If you are in the renovation or construction phase of an office building or have owned an office building for several years, there is an important question that you need to review relating to the depreciation of the building and components. What time frame are my assets being depreciated over?
Office building owners and tenants have long understood the tax benefits that depreciation has on the cash flow of the business or rental. Depreciation expense is a deduction that reduces income and thereby increases cash flow. The shorter the depreciation period, the quicker the tax benefit is derived. Commercial real estate is generally depreciated over 39 years, personal property such as furniture and fixtures over five or seven years, land improvements over 15 years — and the land costs are not depreciated. A review of the components of the building needs to be performed to ensure that the shortest depreciation periods allowed are used. Often, these reviews are performed as a cost segregation study.
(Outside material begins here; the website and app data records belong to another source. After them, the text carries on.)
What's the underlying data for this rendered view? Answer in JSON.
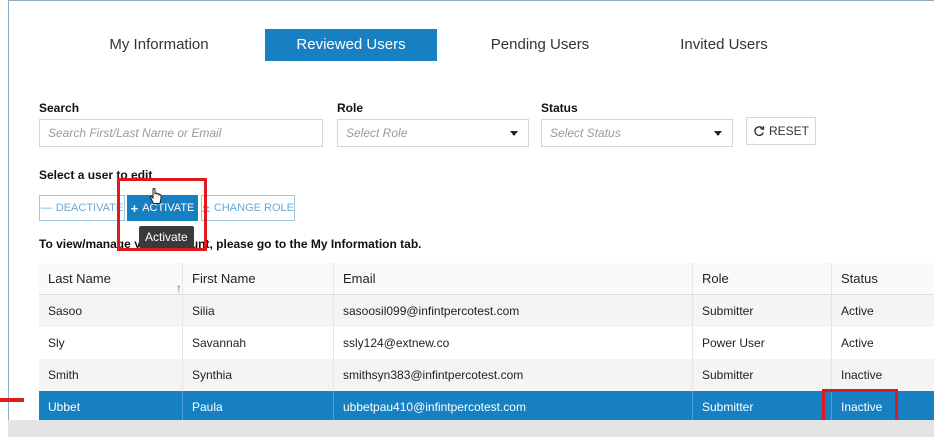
{
  "tabs": [
    {
      "label": "My Information",
      "active": false
    },
    {
      "label": "Reviewed Users",
      "active": true
    },
    {
      "label": "Pending Users",
      "active": false
    },
    {
      "label": "Invited Users",
      "active": false
    }
  ],
  "filters": {
    "search_label": "Search",
    "search_placeholder": "Search First/Last Name or Email",
    "role_label": "Role",
    "role_placeholder": "Select Role",
    "status_label": "Status",
    "status_placeholder": "Select Status",
    "reset_label": "RESET"
  },
  "select_user_text": "Select a user to edit",
  "actions": {
    "deactivate_label": "DEACTIVATE",
    "activate_label": "ACTIVATE",
    "change_role_label": "CHANGE ROLE",
    "tooltip": "Activate"
  },
  "info_text": "To view/manage your account, please go to the My Information tab.",
  "table": {
    "headers": [
      "Last Name",
      "First Name",
      "Email",
      "Role",
      "Status"
    ],
    "rows": [
      [
        "Sasoo",
        "Silia",
        "sasoosil099@infintpercotest.com",
        "Submitter",
        "Active"
      ],
      [
        "Sly",
        "Savannah",
        "ssly124@extnew.co",
        "Power User",
        "Active"
      ],
      [
        "Smith",
        "Synthia",
        "smithsyn383@infintpercotest.com",
        "Submitter",
        "Inactive"
      ],
      [
        "Ubbet",
        "Paula",
        "ubbetpau410@infintpercotest.com",
        "Submitter",
        "Inactive"
      ]
    ]
  },
  "colors": {
    "accent": "#1780c2",
    "highlight": "#e0191f"
  }
}
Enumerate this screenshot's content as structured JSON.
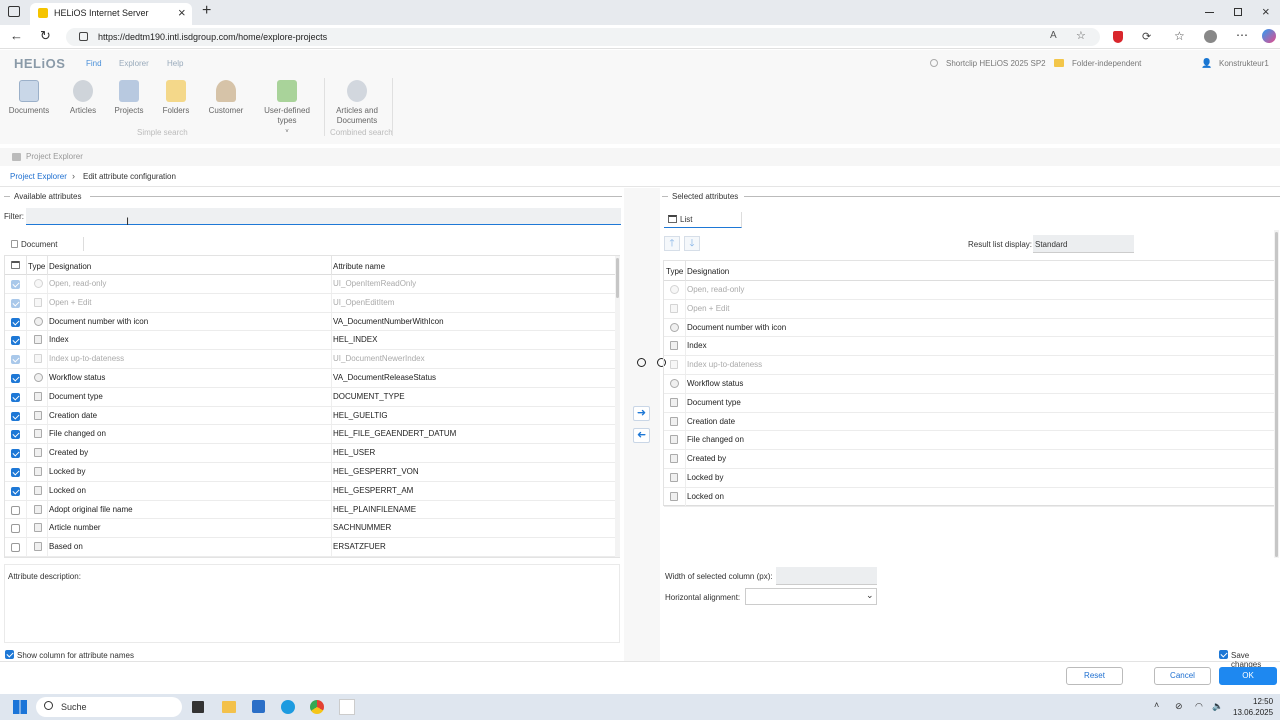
{
  "browser": {
    "tab_title": "HELiOS Internet Server",
    "url": "https://dedtm190.intl.isdgroup.com/home/explore-projects",
    "new_tab_glyph": "+",
    "close_glyph": "×"
  },
  "app": {
    "logo": "HELiOS",
    "nav": [
      "Find",
      "Explorer",
      "Help"
    ],
    "shortclip": "Shortclip HELiOS 2025 SP2",
    "folder_scope": "Folder-independent",
    "user": "Konstrukteur1",
    "ribbon": {
      "simple_search": [
        "Documents",
        "Articles",
        "Projects",
        "Folders",
        "Customer",
        "User-defined types"
      ],
      "simple_search_label": "Simple search",
      "combined_search": [
        "Articles and Documents"
      ],
      "combined_search_label": "Combined search"
    }
  },
  "project_explorer_title": "Project Explorer",
  "breadcrumb": {
    "root": "Project Explorer",
    "current": "Edit attribute configuration"
  },
  "available": {
    "title": "Available attributes",
    "filter_label": "Filter:",
    "filter_value": "",
    "tab": "Document",
    "headers": {
      "type": "Type",
      "designation": "Designation",
      "attr": "Attribute name"
    },
    "rows": [
      {
        "checked": true,
        "disabled": true,
        "icon": "gear",
        "designation": "Open, read-only",
        "attr": "UI_OpenItemReadOnly"
      },
      {
        "checked": true,
        "disabled": true,
        "icon": "doc",
        "designation": "Open + Edit",
        "attr": "UI_OpenEditItem"
      },
      {
        "checked": true,
        "disabled": false,
        "icon": "gear",
        "designation": "Document number with icon",
        "attr": "VA_DocumentNumberWithIcon"
      },
      {
        "checked": true,
        "disabled": false,
        "icon": "doc",
        "designation": "Index",
        "attr": "HEL_INDEX"
      },
      {
        "checked": true,
        "disabled": true,
        "icon": "doc",
        "designation": "Index up-to-dateness",
        "attr": "UI_DocumentNewerIndex"
      },
      {
        "checked": true,
        "disabled": false,
        "icon": "gear",
        "designation": "Workflow status",
        "attr": "VA_DocumentReleaseStatus"
      },
      {
        "checked": true,
        "disabled": false,
        "icon": "doc",
        "designation": "Document type",
        "attr": "DOCUMENT_TYPE"
      },
      {
        "checked": true,
        "disabled": false,
        "icon": "doc",
        "designation": "Creation date",
        "attr": "HEL_GUELTIG"
      },
      {
        "checked": true,
        "disabled": false,
        "icon": "doc",
        "designation": "File changed on",
        "attr": "HEL_FILE_GEAENDERT_DATUM"
      },
      {
        "checked": true,
        "disabled": false,
        "icon": "doc",
        "designation": "Created by",
        "attr": "HEL_USER"
      },
      {
        "checked": true,
        "disabled": false,
        "icon": "doc",
        "designation": "Locked by",
        "attr": "HEL_GESPERRT_VON"
      },
      {
        "checked": true,
        "disabled": false,
        "icon": "doc",
        "designation": "Locked on",
        "attr": "HEL_GESPERRT_AM"
      },
      {
        "checked": false,
        "disabled": false,
        "icon": "doc",
        "designation": "Adopt original file name",
        "attr": "HEL_PLAINFILENAME"
      },
      {
        "checked": false,
        "disabled": false,
        "icon": "doc",
        "designation": "Article number",
        "attr": "SACHNUMMER"
      },
      {
        "checked": false,
        "disabled": false,
        "icon": "doc",
        "designation": "Based on",
        "attr": "ERSATZFUER"
      }
    ],
    "description_label": "Attribute description:",
    "show_column_label": "Show column for attribute names"
  },
  "selected": {
    "title": "Selected attributes",
    "tab": "List",
    "result_list_label": "Result list display:",
    "result_list_value": "Standard",
    "headers": {
      "type": "Type",
      "designation": "Designation"
    },
    "rows": [
      {
        "disabled": true,
        "icon": "gear",
        "designation": "Open, read-only"
      },
      {
        "disabled": true,
        "icon": "doc",
        "designation": "Open + Edit"
      },
      {
        "disabled": false,
        "icon": "gear",
        "designation": "Document number with icon"
      },
      {
        "disabled": false,
        "icon": "doc",
        "designation": "Index"
      },
      {
        "disabled": true,
        "icon": "doc",
        "designation": "Index up-to-dateness"
      },
      {
        "disabled": false,
        "icon": "gear",
        "designation": "Workflow status"
      },
      {
        "disabled": false,
        "icon": "doc",
        "designation": "Document type"
      },
      {
        "disabled": false,
        "icon": "doc",
        "designation": "Creation date"
      },
      {
        "disabled": false,
        "icon": "doc",
        "designation": "File changed on"
      },
      {
        "disabled": false,
        "icon": "doc",
        "designation": "Created by"
      },
      {
        "disabled": false,
        "icon": "doc",
        "designation": "Locked by"
      },
      {
        "disabled": false,
        "icon": "doc",
        "designation": "Locked on"
      }
    ],
    "width_label": "Width of selected column (px):",
    "width_value": "",
    "align_label": "Horizontal alignment:",
    "align_value": ""
  },
  "footer": {
    "save_changes": "Save changes",
    "reset": "Reset",
    "cancel": "Cancel",
    "ok": "OK"
  },
  "taskbar": {
    "search": "Suche",
    "time": "12:50",
    "date": "13.06.2025"
  },
  "colors": {
    "accent": "#1e78d6",
    "ok_button": "#1e88f0"
  }
}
If you could take a portion of a building that would normally be depreciated over 39 years and instead depreciate that portion in five or seven years, there would be an immediate and substantial tax benefit. Several items that are normally classified as “part of the building” can be determined to have shorter lives attributed to them. For some items, the distinction follows common sense. For example, an ordinary desk is personal property where a load-bearing wall is part of the building. However, for many items such as lighting fixtures, signs, floor coverings, plumbing, electrical systems and cooling systems, the distinctions are governed by tax rules that can be complex and can involve projections as to the future use of the items. These may also require consultation with engineers or other construction experts. An example of this is the special electrical system that must be added to power the use of equipment such as radiology imaging machines. To the extent that the electrical system is specially allocated to running such equipment, that portion of the electrical can be depreciated over seven years as part of the machinery versus the 39 years if left as “part of the building.” Also, after the personal property and building items have been separately identified, you must value them with either an appraisal or a breakdown of the construction costs or both. The obvious benefit will be that your depreciation deduction will be larger, which in turn increases cash flow for operating needs or other investment opportunities.
These cost segregation studies can be performed for buildings and improvements placed in service as far back as the mid 1980s. There is no need to amend returns in order to claim the additional depreciation. In 1999, the IRS announced that it would permit those who have claimed less than the allowable depreciation in prior years to claim the recalculated (or missed) depreciation as a change in accounting method. In 2002, the IRS announced that all of the prior years’ depreciation that is allowable under a cost segregation approach could be claimed in the change year.
This ability to claim several years’ worth of depreciation in a single tax year can produce a potentially huge benefit. You will need to have your CPA calculate the additional depreciation and file Form 3115, Application for Change in Accounting Method, in order to claim the deduction on your tax return. A newly placed in-service building or tenant improvement in the year of the cost segregation study would not require the Form 3115 to be filed.
Not all buildings or renovations will benefit from a cost segregation study. For example, if an owner is subject to passive activity limitation of IRC Sec. 469, the additional depreciation deductions would not lead to immediate reduction in taxes due. Passive activity losses that are disallowed under IRC Sec. 469 are suspended and carried forward to a year in which there is passive income or there is a disposition of the entire property in a taxable transaction. Also, if you are planning to sell the building in the near future, say three to five years, the benefits of the cost segregation study will be reduced due to the depreciation recapture provisions of the tax code.
As with most decisions relating to provisions in the tax law, there are very few cut-and-dried answers. You will need to analyze the cost versus benefit of the cost segregation study to determine if the cash flow warrants moving forward with the study. Always keep your team of professionals informed as to your wishes and opportunities to make sure you are getting the proper advice and guidance.
Jeff Jackson, CPA, is a shareholder at Sol Schwartz & Associates, PC. Jeff has been a certified public accountant since 1992 and has been in public accounting since 1990. Jeff focuses on all areas of taxation and financial planning, including individual, partnership and corporate income taxation, along with estate, gift and retirement planning. He relies on his business and investment experience to identify the many issues his clients may face, particularly in working with high net-worth individuals, their families and closely held businesses. Contact Jeff at 210-384-8000, ext. 144, or via email at firstname.lastname@example.org.